It’s been a while since I posted about kanji. A great example to mention when it comes to sumo is 山 because it’s used in so many shikona. There’s two basic readings for this kanji, yama and –san. Either way, it means mountain and accurately reflects the girth of guys like Aoiyama (碧山). After some characters the s-sound is changed to a z, like in Tochiozan (栃煌山) and Shohozan (松鳳山). Other makuuchi warriors with related shikona are Satoyama – perhaps with a touch of irony – and Akiseyama (otherwise known as the body of Kim Jong-Un).
Mount Fuji, or Fuji-san, is an important symbol in Japanese culture.

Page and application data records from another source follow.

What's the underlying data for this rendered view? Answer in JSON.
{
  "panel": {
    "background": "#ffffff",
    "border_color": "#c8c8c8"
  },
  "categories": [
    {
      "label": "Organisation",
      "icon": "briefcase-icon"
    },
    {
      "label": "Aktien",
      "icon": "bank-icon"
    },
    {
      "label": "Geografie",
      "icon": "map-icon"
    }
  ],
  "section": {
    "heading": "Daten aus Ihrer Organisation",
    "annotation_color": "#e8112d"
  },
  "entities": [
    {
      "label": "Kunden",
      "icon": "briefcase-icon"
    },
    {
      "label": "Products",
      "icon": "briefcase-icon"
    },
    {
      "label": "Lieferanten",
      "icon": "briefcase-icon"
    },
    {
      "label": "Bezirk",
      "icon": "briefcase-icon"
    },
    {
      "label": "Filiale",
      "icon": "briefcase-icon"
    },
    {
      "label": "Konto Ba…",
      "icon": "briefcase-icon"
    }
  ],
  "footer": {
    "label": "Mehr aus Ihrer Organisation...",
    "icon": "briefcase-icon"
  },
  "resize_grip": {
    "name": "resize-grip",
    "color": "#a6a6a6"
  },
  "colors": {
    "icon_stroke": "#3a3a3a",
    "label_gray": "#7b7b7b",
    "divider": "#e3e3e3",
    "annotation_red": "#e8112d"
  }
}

Many works of art feature the mountain, the most famous being Hokusai’s “36 Views of Mount Fuji.” I’ve posted a picture of one of them that I have at home, “The Kazusa Province Sea Route” (上総の海路). In this picture, you can just make out Fuji-san on the horizon near the full sail.
A few years ago, the whole collection toured at the Smithsonian Museum here in DC. Some great blog posts here: http://bento.si.edu/tag/thirty-six-views/. If anyone has a chance to visit Washington, DC, I would encourage stopping by the Freer and Sackler Galleries. They’ve got great works from all over Asia, including frequent exhibitions from masters like Hokusai.